What needs to be done: In the records below, find every line with the word "Design" and copy it.

(Page and application data records)
==*==

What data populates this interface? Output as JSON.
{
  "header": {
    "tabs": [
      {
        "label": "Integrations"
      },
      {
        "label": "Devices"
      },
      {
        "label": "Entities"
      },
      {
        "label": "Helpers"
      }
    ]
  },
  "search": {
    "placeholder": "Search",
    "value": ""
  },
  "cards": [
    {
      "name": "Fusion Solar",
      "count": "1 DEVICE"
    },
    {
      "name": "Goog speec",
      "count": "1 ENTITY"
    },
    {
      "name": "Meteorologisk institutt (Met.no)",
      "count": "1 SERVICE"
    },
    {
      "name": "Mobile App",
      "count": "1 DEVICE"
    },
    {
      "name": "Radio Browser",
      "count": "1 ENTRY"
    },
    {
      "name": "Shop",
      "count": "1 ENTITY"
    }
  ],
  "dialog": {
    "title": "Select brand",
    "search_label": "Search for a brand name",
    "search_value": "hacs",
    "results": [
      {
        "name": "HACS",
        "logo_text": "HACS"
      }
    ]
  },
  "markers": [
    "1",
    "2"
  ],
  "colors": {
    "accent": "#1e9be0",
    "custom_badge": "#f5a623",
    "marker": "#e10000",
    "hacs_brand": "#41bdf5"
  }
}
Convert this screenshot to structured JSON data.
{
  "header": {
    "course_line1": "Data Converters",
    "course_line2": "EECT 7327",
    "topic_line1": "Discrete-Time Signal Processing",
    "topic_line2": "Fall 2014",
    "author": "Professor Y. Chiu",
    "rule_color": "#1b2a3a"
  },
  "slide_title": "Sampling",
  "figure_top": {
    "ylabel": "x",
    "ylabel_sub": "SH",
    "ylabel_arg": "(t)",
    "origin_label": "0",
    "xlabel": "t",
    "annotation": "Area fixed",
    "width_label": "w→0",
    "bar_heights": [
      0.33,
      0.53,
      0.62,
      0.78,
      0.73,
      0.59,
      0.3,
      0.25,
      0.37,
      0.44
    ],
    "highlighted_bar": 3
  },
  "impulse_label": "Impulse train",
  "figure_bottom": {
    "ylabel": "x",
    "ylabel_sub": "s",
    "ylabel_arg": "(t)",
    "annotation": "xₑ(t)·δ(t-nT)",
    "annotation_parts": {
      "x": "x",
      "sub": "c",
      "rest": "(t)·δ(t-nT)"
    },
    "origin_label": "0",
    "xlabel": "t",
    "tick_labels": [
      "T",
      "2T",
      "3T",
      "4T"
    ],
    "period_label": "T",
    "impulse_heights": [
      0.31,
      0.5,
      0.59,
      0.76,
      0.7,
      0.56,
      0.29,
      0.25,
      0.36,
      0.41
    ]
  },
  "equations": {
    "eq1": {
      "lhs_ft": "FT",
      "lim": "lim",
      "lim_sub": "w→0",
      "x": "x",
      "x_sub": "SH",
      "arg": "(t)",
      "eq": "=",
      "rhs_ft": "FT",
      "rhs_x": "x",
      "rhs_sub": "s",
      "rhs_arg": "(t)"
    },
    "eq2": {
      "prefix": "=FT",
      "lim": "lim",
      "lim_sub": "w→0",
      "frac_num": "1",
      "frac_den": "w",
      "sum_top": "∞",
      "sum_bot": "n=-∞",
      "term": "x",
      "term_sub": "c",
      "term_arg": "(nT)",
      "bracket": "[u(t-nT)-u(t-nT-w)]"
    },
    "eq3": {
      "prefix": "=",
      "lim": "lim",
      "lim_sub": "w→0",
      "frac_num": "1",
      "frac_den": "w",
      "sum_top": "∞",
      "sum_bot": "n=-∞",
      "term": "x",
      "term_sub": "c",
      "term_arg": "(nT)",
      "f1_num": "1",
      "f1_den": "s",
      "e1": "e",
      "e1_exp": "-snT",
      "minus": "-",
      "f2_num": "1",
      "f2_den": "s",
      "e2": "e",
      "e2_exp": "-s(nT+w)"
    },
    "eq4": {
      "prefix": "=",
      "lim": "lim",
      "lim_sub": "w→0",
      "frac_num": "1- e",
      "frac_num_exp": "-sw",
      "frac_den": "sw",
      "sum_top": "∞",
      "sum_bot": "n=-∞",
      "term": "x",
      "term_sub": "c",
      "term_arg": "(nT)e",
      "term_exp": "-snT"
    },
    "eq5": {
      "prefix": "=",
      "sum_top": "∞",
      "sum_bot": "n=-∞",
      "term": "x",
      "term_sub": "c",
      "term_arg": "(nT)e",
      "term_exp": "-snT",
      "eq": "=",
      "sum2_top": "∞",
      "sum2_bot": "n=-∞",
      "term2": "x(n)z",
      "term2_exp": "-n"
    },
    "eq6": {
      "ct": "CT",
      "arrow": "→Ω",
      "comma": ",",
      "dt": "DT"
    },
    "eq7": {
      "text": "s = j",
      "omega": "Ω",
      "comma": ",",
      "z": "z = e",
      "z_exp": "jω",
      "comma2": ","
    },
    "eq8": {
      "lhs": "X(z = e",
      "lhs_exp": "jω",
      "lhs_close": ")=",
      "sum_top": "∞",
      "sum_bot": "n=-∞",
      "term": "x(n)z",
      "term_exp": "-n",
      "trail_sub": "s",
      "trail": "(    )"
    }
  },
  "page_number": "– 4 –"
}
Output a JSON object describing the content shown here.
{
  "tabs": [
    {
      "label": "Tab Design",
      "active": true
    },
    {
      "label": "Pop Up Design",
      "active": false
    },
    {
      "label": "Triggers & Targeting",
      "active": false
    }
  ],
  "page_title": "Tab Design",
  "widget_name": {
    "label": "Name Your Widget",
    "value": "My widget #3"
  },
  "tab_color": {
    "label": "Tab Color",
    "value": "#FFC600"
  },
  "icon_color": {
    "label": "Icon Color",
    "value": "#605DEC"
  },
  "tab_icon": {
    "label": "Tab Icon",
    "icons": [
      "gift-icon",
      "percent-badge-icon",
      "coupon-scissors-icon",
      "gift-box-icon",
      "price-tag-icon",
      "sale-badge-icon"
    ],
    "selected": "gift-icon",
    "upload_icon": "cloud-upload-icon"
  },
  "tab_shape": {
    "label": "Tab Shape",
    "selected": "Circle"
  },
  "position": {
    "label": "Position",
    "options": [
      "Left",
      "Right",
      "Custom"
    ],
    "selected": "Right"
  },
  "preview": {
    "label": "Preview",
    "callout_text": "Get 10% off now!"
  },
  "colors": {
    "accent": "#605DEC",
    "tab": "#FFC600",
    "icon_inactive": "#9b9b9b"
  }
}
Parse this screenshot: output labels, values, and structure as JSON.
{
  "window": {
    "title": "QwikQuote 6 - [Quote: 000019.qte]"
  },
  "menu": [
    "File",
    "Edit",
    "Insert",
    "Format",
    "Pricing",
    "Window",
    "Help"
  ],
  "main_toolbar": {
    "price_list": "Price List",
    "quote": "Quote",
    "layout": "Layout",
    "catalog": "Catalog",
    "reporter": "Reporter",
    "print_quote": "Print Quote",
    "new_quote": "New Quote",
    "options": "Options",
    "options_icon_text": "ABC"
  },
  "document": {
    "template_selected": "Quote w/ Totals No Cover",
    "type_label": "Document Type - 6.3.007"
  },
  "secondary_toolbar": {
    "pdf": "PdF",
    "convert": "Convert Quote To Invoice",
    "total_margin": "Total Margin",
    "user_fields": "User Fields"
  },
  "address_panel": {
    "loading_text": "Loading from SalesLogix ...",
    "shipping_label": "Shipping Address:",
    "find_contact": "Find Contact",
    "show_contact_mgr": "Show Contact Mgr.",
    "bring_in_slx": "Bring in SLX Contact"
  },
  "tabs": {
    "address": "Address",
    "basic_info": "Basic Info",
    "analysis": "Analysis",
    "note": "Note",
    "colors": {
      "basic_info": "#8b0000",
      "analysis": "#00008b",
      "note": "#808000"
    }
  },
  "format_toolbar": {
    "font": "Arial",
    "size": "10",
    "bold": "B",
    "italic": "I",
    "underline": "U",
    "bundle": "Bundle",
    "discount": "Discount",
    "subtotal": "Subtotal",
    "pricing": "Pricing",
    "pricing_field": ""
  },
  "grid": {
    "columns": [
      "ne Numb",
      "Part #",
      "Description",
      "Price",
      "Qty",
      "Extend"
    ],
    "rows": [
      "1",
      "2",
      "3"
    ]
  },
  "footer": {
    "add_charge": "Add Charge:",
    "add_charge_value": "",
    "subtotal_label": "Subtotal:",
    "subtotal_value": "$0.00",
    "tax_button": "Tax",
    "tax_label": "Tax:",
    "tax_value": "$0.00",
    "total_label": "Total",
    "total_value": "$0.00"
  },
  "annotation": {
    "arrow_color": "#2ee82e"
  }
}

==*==

Your response:
      "label": "Tab Design",
      "label": "Pop Up Design",
  "page_title": "Tab Design",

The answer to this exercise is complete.